Items from an interface collection
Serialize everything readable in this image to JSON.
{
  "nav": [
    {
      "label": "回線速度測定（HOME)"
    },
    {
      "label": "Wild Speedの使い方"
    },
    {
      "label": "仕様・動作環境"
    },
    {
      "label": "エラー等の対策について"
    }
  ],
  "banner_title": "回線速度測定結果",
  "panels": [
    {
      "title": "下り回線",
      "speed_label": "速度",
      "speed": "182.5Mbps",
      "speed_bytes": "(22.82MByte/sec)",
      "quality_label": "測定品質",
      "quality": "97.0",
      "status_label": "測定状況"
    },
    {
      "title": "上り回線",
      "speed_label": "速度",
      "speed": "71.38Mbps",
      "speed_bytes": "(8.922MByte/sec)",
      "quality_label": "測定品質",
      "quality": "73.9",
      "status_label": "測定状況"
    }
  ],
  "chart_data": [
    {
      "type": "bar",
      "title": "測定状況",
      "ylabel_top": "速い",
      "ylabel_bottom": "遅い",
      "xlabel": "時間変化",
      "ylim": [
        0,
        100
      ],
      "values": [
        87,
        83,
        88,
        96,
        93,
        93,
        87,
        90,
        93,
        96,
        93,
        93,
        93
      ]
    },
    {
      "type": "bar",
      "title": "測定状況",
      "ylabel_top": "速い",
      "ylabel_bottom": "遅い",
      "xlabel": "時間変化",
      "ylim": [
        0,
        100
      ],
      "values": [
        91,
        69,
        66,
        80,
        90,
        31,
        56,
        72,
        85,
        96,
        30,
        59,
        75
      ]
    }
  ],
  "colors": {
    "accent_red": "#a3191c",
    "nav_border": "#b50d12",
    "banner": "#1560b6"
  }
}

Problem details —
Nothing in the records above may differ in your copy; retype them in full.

Answer to this exercise —
Serialize everything readable in this image to JSON.
{
  "nav": [
    {
      "label": "回線速度測定（HOME)"
    },
    {
      "label": "Wild Speedの使い方"
    },
    {
      "label": "仕様・動作環境"
    },
    {
      "label": "エラー等の対策について"
    }
  ],
  "banner_title": "回線速度測定結果",
  "panels": [
    {
      "title": "下り回線",
      "speed_label": "速度",
      "speed": "182.5Mbps",
      "speed_bytes": "(22.82MByte/sec)",
      "quality_label": "測定品質",
      "quality": "97.0",
      "status_label": "測定状況"
    },
    {
      "title": "上り回線",
      "speed_label": "速度",
      "speed": "71.38Mbps",
      "speed_bytes": "(8.922MByte/sec)",
      "quality_label": "測定品質",
      "quality": "73.9",
      "status_label": "測定状況"
    }
  ],
  "chart_data": [
    {
      "type": "bar",
      "title": "測定状況",
      "ylabel_top": "速い",
      "ylabel_bottom": "遅い",
      "xlabel": "時間変化",
      "ylim": [
        0,
        100
      ],
      "values": [
        87,
        83,
        88,
        96,
        93,
        93,
        87,
        90,
        93,
        96,
        93,
        93,
        93
      ]
    },
    {
      "type": "bar",
      "title": "測定状況",
      "ylabel_top": "速い",
      "ylabel_bottom": "遅い",
      "xlabel": "時間変化",
      "ylim": [
        0,
        100
      ],
      "values": [
        91,
        69,
        66,
        80,
        90,
        31,
        56,
        72,
        85,
        96,
        30,
        59,
        75
      ]
    }
  ],
  "colors": {
    "accent_red": "#a3191c",
    "nav_border": "#b50d12",
    "banner": "#1560b6"
  }
}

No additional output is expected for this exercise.